Feasibility and Outcome of Training Field Workers to Use the Transvaginal Colposcope for Point of Care Diagnosis and Management of Precancerous Cervical Lesions

Journal Article (Journal Article)

Background: Screening programs in low-middle-income countries have high attrition rates during referral and treatment. Portable colposcopes can decrease costs, reduce referral rates and improve compliance with treatment especially if performed at primary care facilities. The objective of the present study was to assess the ability of field workers (FW) to perform colposcopy. Methods: The study was conducted in two phases: In phase-1, women aged 21–65 years referred for colposcopy for an abnormal screening report or cervical symptoms were enrolled, underwent visual inspection with acetic acid (VIA) and colposcopy. The performance of FW in capturing colposcopic images using a transvaginal colposcope (TVC) was analysed and compared with those captured by a physician using TVC and digital video colposcope. In phase-2, an experienced FW and a new FW captured images of the cervix from 100 women with TVC, and the images were assessed by colposcopist. Findings: Among 125 subjects enrolled, 96 (76.8%) were VIA positive and 12 (9.6%) had CIN2+ lesions. Of the images captured by FW, 122 (97.6%) were adequate for interpretation. Swede score calculated from the images captured by FW and the physician showed high level of agreement (K = 1.0). On image review, FW and colposcopist recommended referral in 98 (78.4%) and 34 (27.2%) subjects, respectively. The images captured by both FW were reassessed and the Swede scores were same in 87% women with weighted k-value of 0.945 on histopathology correlation. Interpretation: TVC can be used by FW to capture cervical images which can be reviewed by colposcopist to reduce referral rates.

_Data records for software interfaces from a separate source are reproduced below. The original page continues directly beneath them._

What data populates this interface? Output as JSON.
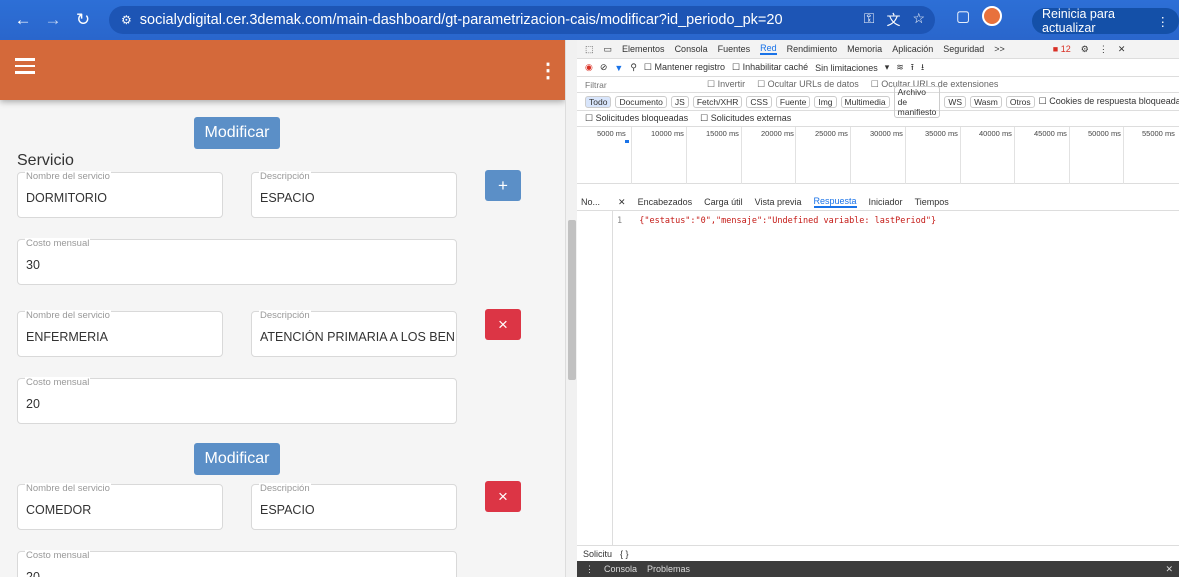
{
  "browser": {
    "url": "socialydigital.cer.3demak.com/main-dashboard/gt-parametrizacion-cais/modificar?id_periodo_pk=20",
    "update_label": "Reinicia para actualizar"
  },
  "form": {
    "modify_label": "Modificar",
    "section_title": "Servicio",
    "services": [
      {
        "name_label": "Nombre del servicio",
        "name": "DORMITORIO",
        "desc_label": "Descripción",
        "desc": "ESPACIO",
        "cost_label": "Costo mensual",
        "cost": "30",
        "action": "+"
      },
      {
        "name_label": "Nombre del servicio",
        "name": "ENFERMERIA",
        "desc_label": "Descripción",
        "desc": "ATENCIÓN PRIMARIA A LOS BENEFICI",
        "cost_label": "Costo mensual",
        "cost": "20",
        "action": "×"
      },
      {
        "name_label": "Nombre del servicio",
        "name": "COMEDOR",
        "desc_label": "Descripción",
        "desc": "ESPACIO",
        "cost_label": "Costo mensual",
        "cost": "20",
        "action": "×"
      }
    ]
  },
  "devtools": {
    "tabs": [
      "Elementos",
      "Consola",
      "Fuentes",
      "Red",
      "Rendimiento",
      "Memoria",
      "Aplicación",
      "Seguridad",
      ">>"
    ],
    "active_tab": "Red",
    "badge": "12",
    "toolbar": [
      "Mantener registro",
      "Inhabilitar caché",
      "Sin limitaciones"
    ],
    "filter_placeholder": "Filtrar",
    "filter_options": [
      "Invertir",
      "Ocultar URLs de datos",
      "Ocultar URLs de extensiones"
    ],
    "types": [
      "Todo",
      "Documento",
      "JS",
      "Fetch/XHR",
      "CSS",
      "Fuente",
      "Img",
      "Multimedia",
      "Archivo de manifiesto",
      "WS",
      "Wasm",
      "Otros"
    ],
    "blocked_cookies": "Cookies de respuesta bloqueadas",
    "blocked": [
      "Solicitudes bloqueadas",
      "Solicitudes externas"
    ],
    "timeline_ticks": [
      "5000 ms",
      "10000 ms",
      "15000 ms",
      "20000 ms",
      "25000 ms",
      "30000 ms",
      "35000 ms",
      "40000 ms",
      "45000 ms",
      "50000 ms",
      "55000 ms"
    ],
    "list_header": "No...",
    "detail_tabs": [
      "Encabezados",
      "Carga útil",
      "Vista previa",
      "Respuesta",
      "Iniciador",
      "Tiempos"
    ],
    "active_detail": "Respuesta",
    "response_line": "1",
    "response_text": "{\"estatus\":\"0\",\"mensaje\":\"Undefined variable: lastPeriod\"}",
    "bottom_label": "Solicitu",
    "console_tabs": [
      "Consola",
      "Problemas"
    ]
  }
}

Full Text

Duke Authors

Cited Authors

  • Natarajan, J; Krieger, M; Ramanujam, N; Vashist, S; Bhatla, N

Published Date

  • March 1, 2023

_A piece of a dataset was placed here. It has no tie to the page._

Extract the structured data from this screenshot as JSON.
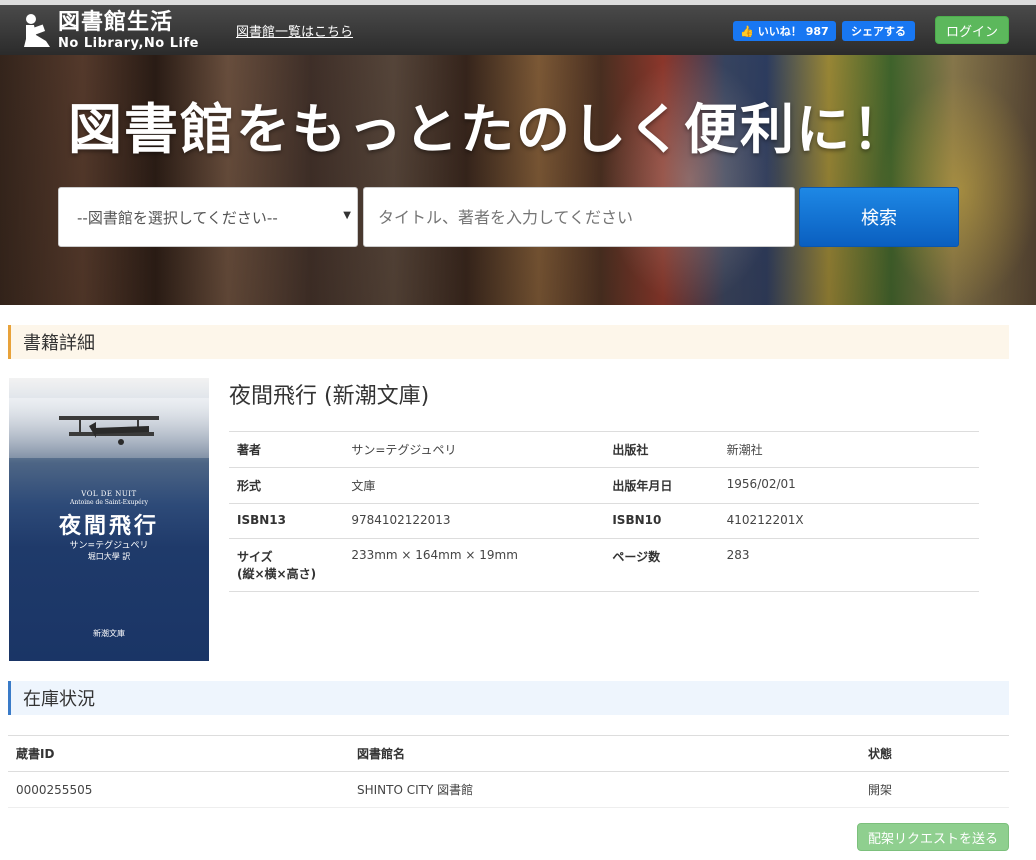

Published In

Volume / Issue

  • 21 / 1

Electronic International Standard Serial Number (EISSN)

  • 2363-8400

International Standard Serial Number (ISSN)

  • 2363-8397

Digital Object Identifier (DOI)

  • 10.1007/s40944-022-00681-6

Citation Source

  • Scopus